Few books have left me with such mixed reactions. The first half seemed to lack momentum, and it wasn't difficult to pin down why. Too much emphasis on the interior life of the eternally self-absorbed Olive Wellwood and her ceaseless and rather dull fairy tales. Rather too much fanciful description of the artistic impulse and, more specifically, much repetitive detail on pottery making. Plot often played second fiddle to didactic social historical analysis. And with such a large cast of characters, many are given rather short shrift and potentially dramatic situations bypassed in a sentence or two - for instance, Humphry's ongoing affair with Olive's sister, Violet.
By the second half things began to pick up. We leave the older characters behind, which is a blessing since most of them were frankly odious - only Prosper Cain and Anselm Stern offering a counterbalance to the glut of conscienceless, philandering males. As the Victorian era gives way to the Edwardian, we move into a period of restless social change and emerging feminism that gives an added dynamism to the lives of the younger generation, and generally they acquit themselves with far more wisdom and integrity than their parents. Of course, you can see where it's all going to end - in the mud and trenches of the Great War - but this adds poignancy to their youthful idealism and their struggles to establish themselves in a rapidly changing world. History, as we know, is about to overtake them. And the inevitable denouement was indeed moving, with its rash of dreaded letters and longed-for reunions.

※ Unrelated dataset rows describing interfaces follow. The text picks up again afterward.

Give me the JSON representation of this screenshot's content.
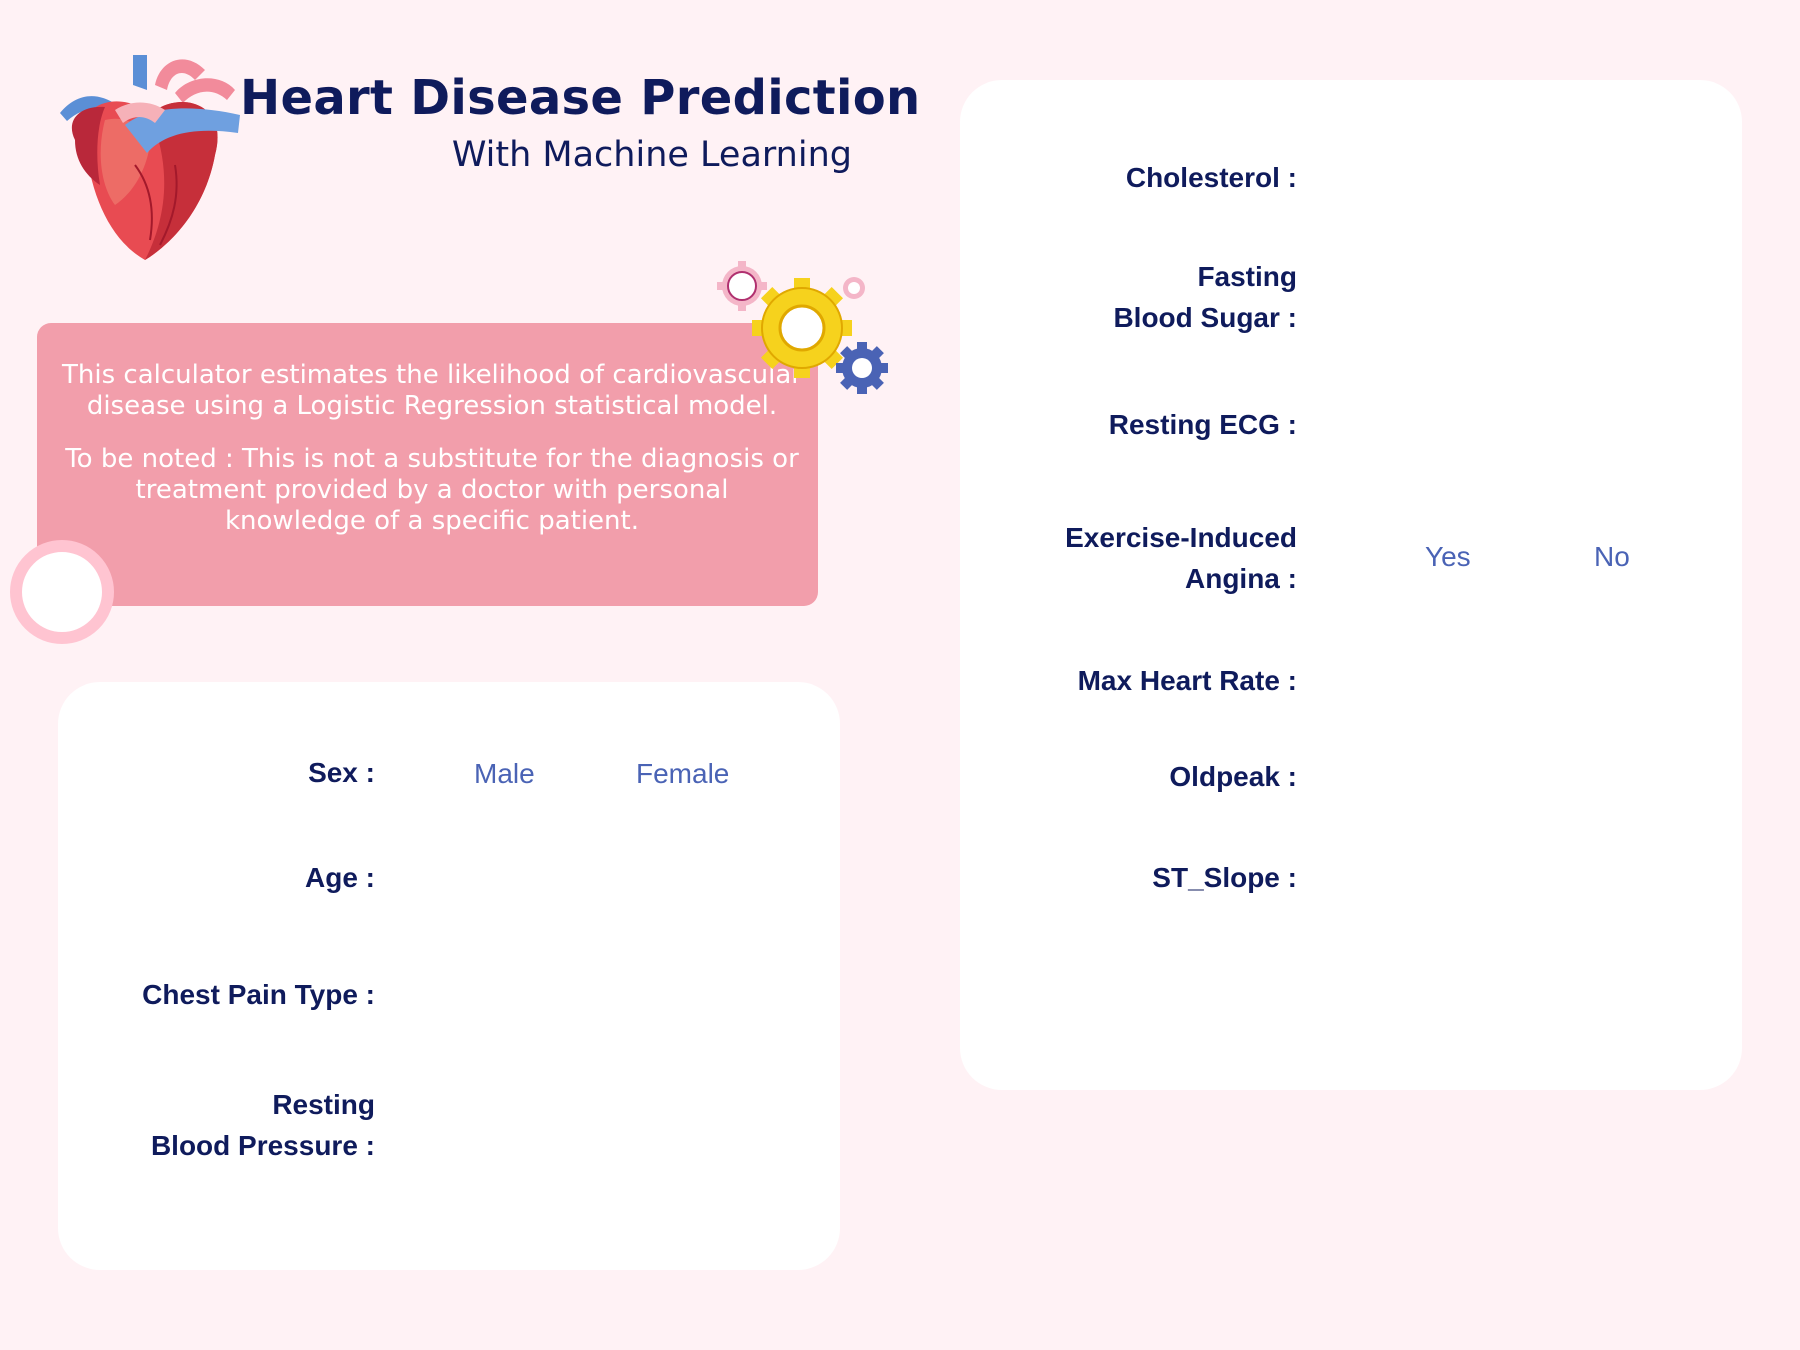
{
  "header": {
    "title": "Heart Disease Prediction",
    "subtitle": "With Machine Learning"
  },
  "info": {
    "paragraph1": "This calculator estimates the likelihood of cardiovascular disease using a Logistic Regression statistical model.",
    "paragraph2": "To be noted :  This is not a substitute for the diagnosis or treatment provided by a doctor with personal knowledge of a specific patient."
  },
  "left_form": {
    "sex_label": "Sex :",
    "sex_options": [
      "Male",
      "Female"
    ],
    "age_label": "Age :",
    "chest_pain_label": "Chest Pain Type :",
    "resting_bp_label_line1": "Resting",
    "resting_bp_label_line2": "Blood Pressure :"
  },
  "right_form": {
    "cholesterol_label": "Cholesterol :",
    "fasting_bs_label_line1": "Fasting",
    "fasting_bs_label_line2": "Blood Sugar :",
    "resting_ecg_label": "Resting ECG :",
    "angina_label_line1": "Exercise-Induced",
    "angina_label_line2": "Angina :",
    "angina_options": [
      "Yes",
      "No"
    ],
    "max_hr_label": "Max Heart Rate :",
    "oldpeak_label": "Oldpeak :",
    "st_slope_label": "ST_Slope :"
  },
  "colors": {
    "background": "#fff2f5",
    "navy": "#0f1b5c",
    "info_box": "#f29eab",
    "option_blue": "#4a63b5",
    "card": "#ffffff"
  },
  "icons": [
    "heart-illustration",
    "gears-icon",
    "ring-decoration"
  ]
}
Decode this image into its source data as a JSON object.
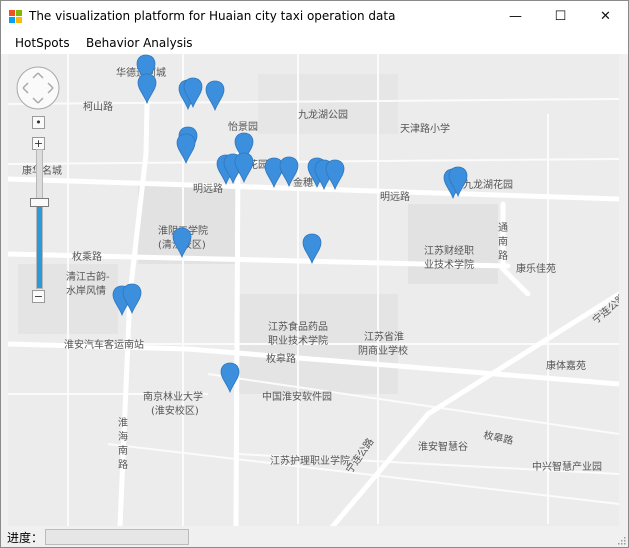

Byatt demonstrates many qualities of a great novelist. She is a consummate social historian, and a master of characterisation - you never fail to believe in her creations as real people. She is an able wordsmith, and a profound thinker in this hugely ambitious, panoramic novel, lingering on larger themes like love and compromise, maturity, selfishness and loss.
But though moved to tears towards the end, I felt this was a deeply flawed book. On reflection, what was really lacking was not a good writer, but a good - and brave - editor. There is a great deal of repetition - we are frequently told the same thing several times, as if Byatt had forgotten that she'd said it already, or had thought that we needed reminding. (For instance, we are told no less than three times throughout the book that Olive was not particularly engaged with the suffrage movement.) Then there are the recurring and somewhat inexplicable mentions of the `beautiful' Rupert Brookes, which along with the frequent references to Oscar Wilde and William Morris gives a feel of some kind of historical name-dropping. While it's perhaps understandable, with a work of this size, that Byatt might lose track of what she has written before and replicate some of it, it is much less forgivable that her editor failed to pick it up and ask her to revise.
Also a more ruthless editor might also have persuaded Byatt to excise those tedious fairy tales. This is not actually a children's book. We don't really want page after page about lost shadows or little people or loblollies or whatever. When the repellent Olive herself describes them as `interminable worms,' I had to laugh at the aptness of her description.
I also agree with other reviewers that the end was rather badly done. After so much focus on Olive at the beginning of the novel, she is all but forgotten at the end. Ditto Philip Warren - interest in him just seems to peter out - though at least he is allowed to survive. Characters are abandoned as if their role in the novel had merely been a cameo. In life, loose ends are a fact; in literature they are something far more unsatisfying. It all feels as if Byatt had simply run out of steam, or finally exceeded her own word count.
I left the book feeling both admiring and a little sad. Admiring, because there is so much here that is truly wonderful. Sad because the novel, allowed to hit the bookstands without the judicious editing it needed, fell just short of the greatness it deserved.